Here is a great dementia resource for caregivers and healthcare professionals,
You will love the Amazon Kindle Fire
Here is information on being the best caregiver you can be
Here is a way for nurses administrators, social workers and other health care professionals to get an easyceu or two
Follow Alzheimers1 on twitterVancover Sun
BY EVA FERGUSON, POSTMEDIA NEWS
CALGARY — A new study by researchers at the University of Calgary's Hotchkiss Brain Institute is challenging the conventional thinking about how brain cells die in Alzheimer's disease, and may one day lead to effective treatment for the memory-ravaging condition.
Researchers Peter Stys and Gerald Zamponi have shown that brain cells of Alzheimer's patients are dying because of malfunctions in key receptors known as NMDA receptors, which are critical for memory and learning.
"We've shown that the NMDA receptor functions improperly when there is too much alpha beta (a protein) around the ,NMDA receptor" says Zamponi, head of the university's department of physiology and pharmacology.
"So the key now is to find out how to reverse this, and find the right drug that regulates the NMDA receptor."
And by reversing that malfunction, scientists may one day be able to reverse the effects of Alzheimer's.
Zamponi says the University of Calgary is now working with the Centre for Drug Discovery Research and Development in Vancouver, screening hundreds of thousands of drugs to find one that is safe and successfully regulates NMDA.
It may take about two to three years to get to clinical trials, then another four to five years to complete them.
Gaudette says in all his years of working with Alzheimer's patients and their families, this is the most exciting discovery yet, calling it a potential "game changer" for everyone involved in dementia research and care.
"This offers hope. It's a ray of light for people who suffer from this terrible disease."

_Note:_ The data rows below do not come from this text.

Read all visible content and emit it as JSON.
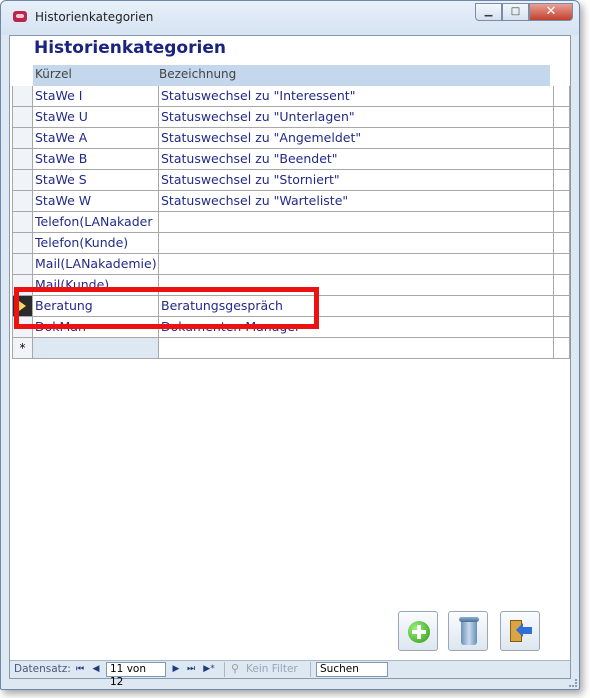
{
  "window": {
    "title": "Historienkategorien",
    "buttons": {
      "minimize": "▁",
      "maximize": "□",
      "close": "✕"
    }
  },
  "form": {
    "title": "Historienkategorien"
  },
  "grid": {
    "columns": [
      "Kürzel",
      "Bezeichnung"
    ],
    "rows": [
      {
        "kuerzel": "StaWe I",
        "bezeichnung": "Statuswechsel zu \"Interessent\""
      },
      {
        "kuerzel": "StaWe U",
        "bezeichnung": "Statuswechsel zu \"Unterlagen\""
      },
      {
        "kuerzel": "StaWe A",
        "bezeichnung": "Statuswechsel zu \"Angemeldet\""
      },
      {
        "kuerzel": "StaWe B",
        "bezeichnung": "Statuswechsel zu \"Beendet\""
      },
      {
        "kuerzel": "StaWe S",
        "bezeichnung": "Statuswechsel zu \"Storniert\""
      },
      {
        "kuerzel": "StaWe W",
        "bezeichnung": "Statuswechsel zu \"Warteliste\""
      },
      {
        "kuerzel": "Telefon(LANakader",
        "bezeichnung": ""
      },
      {
        "kuerzel": "Telefon(Kunde)",
        "bezeichnung": ""
      },
      {
        "kuerzel": "Mail(LANakademie)",
        "bezeichnung": ""
      },
      {
        "kuerzel": "Mail(Kunde)",
        "bezeichnung": ""
      },
      {
        "kuerzel": "Beratung",
        "bezeichnung": "Beratungsgespräch"
      },
      {
        "kuerzel": "DokMan",
        "bezeichnung": "Dokumenten Manager"
      }
    ],
    "new_row_marker": "*"
  },
  "buttons": {
    "add": "add-icon",
    "delete": "trash-icon",
    "exit": "exit-door-icon"
  },
  "navigation": {
    "label": "Datensatz:",
    "first": "⏮",
    "prev": "◀",
    "position": "11 von 12",
    "next": "▶",
    "last": "⏭",
    "new": "▶*",
    "filter_label": "Kein Filter",
    "search_label": "Suchen"
  },
  "colors": {
    "title_text": "#1a237e",
    "highlight": "#ee1111",
    "header_bg": "#c5d7ec"
  }
}
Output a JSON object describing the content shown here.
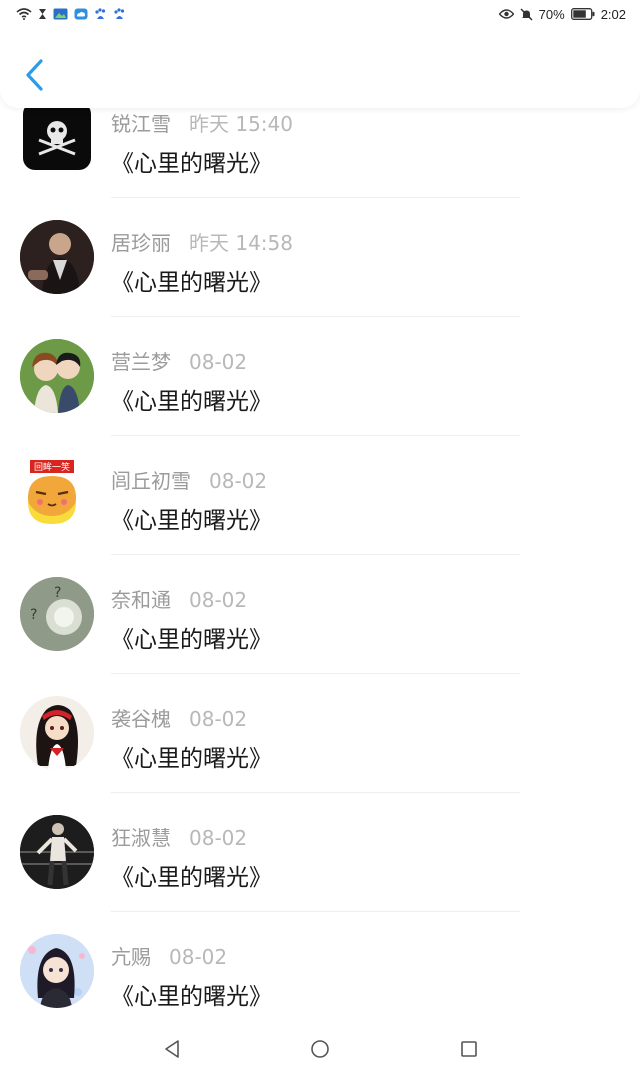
{
  "status_bar": {
    "battery_percent": "70%",
    "time": "2:02",
    "icons_left": [
      "wifi-icon",
      "hourglass-icon",
      "image-icon",
      "cloud-icon",
      "baidu-icon",
      "baidu-icon"
    ],
    "icons_right": [
      "eye-icon",
      "mute-bell-icon",
      "battery-icon"
    ]
  },
  "header": {
    "back_icon": "chevron-left-icon",
    "accent_color": "#2d9ce6"
  },
  "messages": [
    {
      "name": "锐江雪",
      "time": "昨天 15:40",
      "text": "《心里的曙光》"
    },
    {
      "name": "居珍丽",
      "time": "昨天 14:58",
      "text": "《心里的曙光》"
    },
    {
      "name": "营兰梦",
      "time": "08-02",
      "text": "《心里的曙光》"
    },
    {
      "name": "闾丘初雪",
      "time": "08-02",
      "text": "《心里的曙光》"
    },
    {
      "name": "奈和通",
      "time": "08-02",
      "text": "《心里的曙光》"
    },
    {
      "name": "袭谷槐",
      "time": "08-02",
      "text": "《心里的曙光》"
    },
    {
      "name": "狂淑慧",
      "time": "08-02",
      "text": "《心里的曙光》"
    },
    {
      "name": "亢赐",
      "time": "08-02",
      "text": "《心里的曙光》"
    }
  ],
  "avatar_badge_text": "回眸一笑",
  "nav_bar": {
    "icons": [
      "back-triangle-icon",
      "home-circle-icon",
      "recents-square-icon"
    ]
  }
}
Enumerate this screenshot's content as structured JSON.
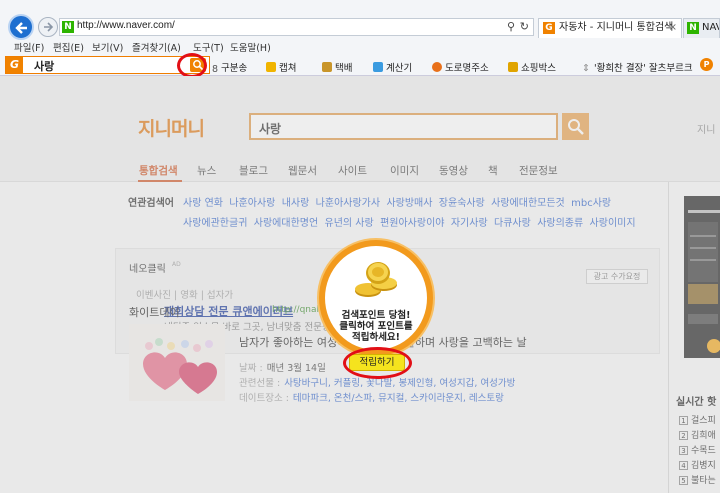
{
  "browser": {
    "url": "http://www.naver.com/",
    "tabs": [
      {
        "label": "자동차 - 지니머니 통합검색",
        "active": true
      },
      {
        "label": "NAV",
        "active": false
      }
    ],
    "menu": [
      "파일(F)",
      "편집(E)",
      "보기(V)",
      "즐겨찾기(A)",
      "도구(T)",
      "도움말(H)"
    ]
  },
  "toolbar": {
    "search_query": "사랑",
    "items": [
      "구분송",
      "캡쳐",
      "택배",
      "계산기",
      "도로명주소",
      "쇼핑박스",
      "'황희찬 결장' 잘츠부르크"
    ],
    "accent": "#f08200"
  },
  "page": {
    "logo": "지니머니",
    "search_query": "사랑",
    "header_right": "지니",
    "nav_tabs": [
      "통합검색",
      "뉴스",
      "블로그",
      "웹문서",
      "사이트",
      "이미지",
      "동영상",
      "책",
      "전문정보"
    ],
    "related": {
      "label": "연관검색어",
      "line1": [
        "사랑 연화",
        "나훈아사랑",
        "내사랑",
        "나훈아사랑가사",
        "사랑방매사",
        "장윤숙사랑",
        "사랑에대한모든것",
        "mbc사랑"
      ],
      "line2": [
        "사랑에관한글귀",
        "사랑에대한명언",
        "유년의 사랑",
        "편원아사랑이야",
        "자기사랑",
        "다큐사랑",
        "사랑의종류",
        "사랑이미지"
      ]
    },
    "neoclick": {
      "title": "네오클릭",
      "ad_tag": "AD",
      "ad_button": "광고 수가요정",
      "category": "이벤사진 | 영화 | 섭자가",
      "link": "재회상담 전문 큐앤에이러브",
      "url": "http://qnalov",
      "desc": "네티즌 입소문 바로 그곳, 남녀맞춤 전문상담사,"
    },
    "white": {
      "title": "화이트데이",
      "headline": "남자가 좋아하는 여성에게 사탕을 선물하며 사랑을 고백하는 날",
      "date_label": "날짜 :",
      "date_value": "매년 3월 14일",
      "gift_label": "관련선물 :",
      "gift_value": "사탕바구니, 커플링, 꽃다발, 봉제인형, 여성지갑, 여성가방",
      "place_label": "데이트장소 :",
      "place_value": "테마파크, 온천/스파, 뮤지컬, 스카이라운지, 레스토랑"
    },
    "realtime": {
      "title": "실시간 핫",
      "items": [
        "걸스피",
        "김희애",
        "수목드",
        "김병지",
        "불타는"
      ]
    }
  },
  "popup": {
    "text": [
      "검색포인트 당첨!",
      "클릭하여 포인트를",
      "적립하세요!"
    ],
    "button": "적립하기"
  },
  "annotation_color": "#e20f16"
}
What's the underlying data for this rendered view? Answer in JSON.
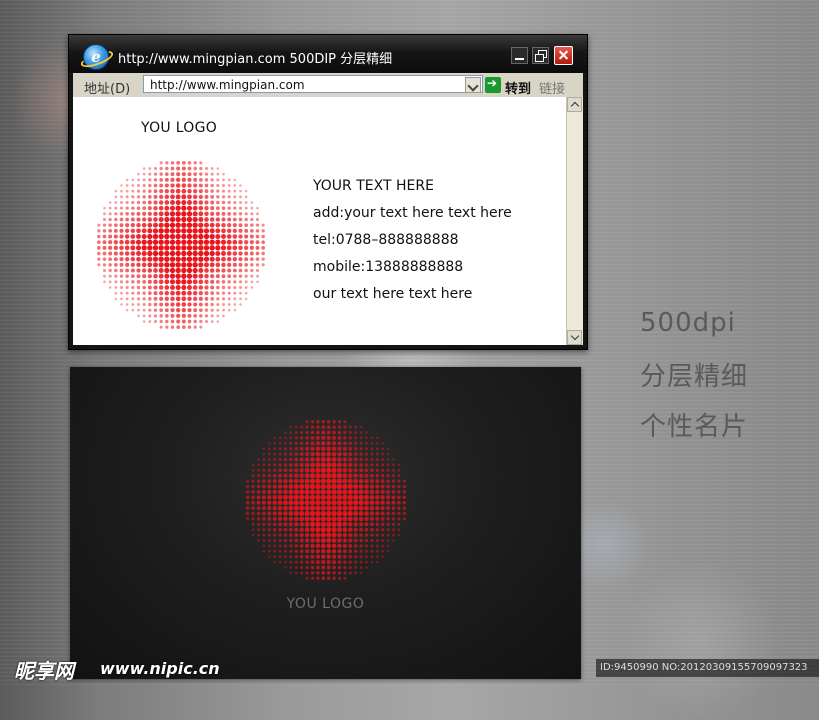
{
  "window": {
    "title": "http://www.mingpian.com 500DIP 分层精细",
    "icon": "ie-icon"
  },
  "addressbar": {
    "label": "地址(D)",
    "url": "http://www.mingpian.com",
    "go_label": "转到",
    "links_label": "链接"
  },
  "card_front": {
    "logo_text": "YOU LOGO",
    "headline": "YOUR TEXT HERE",
    "address": "add:your text here text here",
    "tel": "tel:0788–888888888",
    "mobile": "mobile:13888888888",
    "tagline": "our text here text here",
    "accent_color": "#e8141c"
  },
  "card_back": {
    "logo_text": "YOU LOGO",
    "background_color": "#1a1a1a"
  },
  "side_caption": {
    "line1": "500dpi",
    "line2": "分层精细",
    "line3": "个性名片"
  },
  "watermark": {
    "brand": "昵享网",
    "url": "www.nipic.cn",
    "id_text": "ID:9450990 NO:20120309155709097323"
  }
}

Alzheimer's disease destroys brain cells and results in memory loss, changes in mood and behaviour, and difficulty with day-to-day tasks.
While it is most commonly diagnosed in adults over the age of 65, more and more cases are being diagnosed in people in their 50s and sometimes even in their 40s.
"Ten years ago, that was unheard of. But we have better diagnoses, better awareness, and people feel more comfortable now getting a diagnosis."
Gaudette encourages anyone who may suspect they are showing symptoms of early onset to go to see their doctor because early diagnoses can lead to early intervention and drug therapy which can significantly slow down progression on the disease.
Zamponi and Stys' research was funded by Alberta Innovates-Health Solutions.